• Items from an interface collection
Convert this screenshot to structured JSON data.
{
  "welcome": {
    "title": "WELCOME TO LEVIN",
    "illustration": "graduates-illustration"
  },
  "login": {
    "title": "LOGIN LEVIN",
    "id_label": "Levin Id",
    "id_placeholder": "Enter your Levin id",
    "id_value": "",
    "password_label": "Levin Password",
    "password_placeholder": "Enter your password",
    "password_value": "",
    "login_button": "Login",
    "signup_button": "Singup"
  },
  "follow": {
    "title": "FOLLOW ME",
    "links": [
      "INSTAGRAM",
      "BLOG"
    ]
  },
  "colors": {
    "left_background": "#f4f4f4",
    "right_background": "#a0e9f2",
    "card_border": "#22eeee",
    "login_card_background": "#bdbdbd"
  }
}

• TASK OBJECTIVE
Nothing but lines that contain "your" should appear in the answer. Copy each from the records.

• TASK OUTPUT
    "id_placeholder": "Enter your Levin id",
    "password_placeholder": "Enter your password",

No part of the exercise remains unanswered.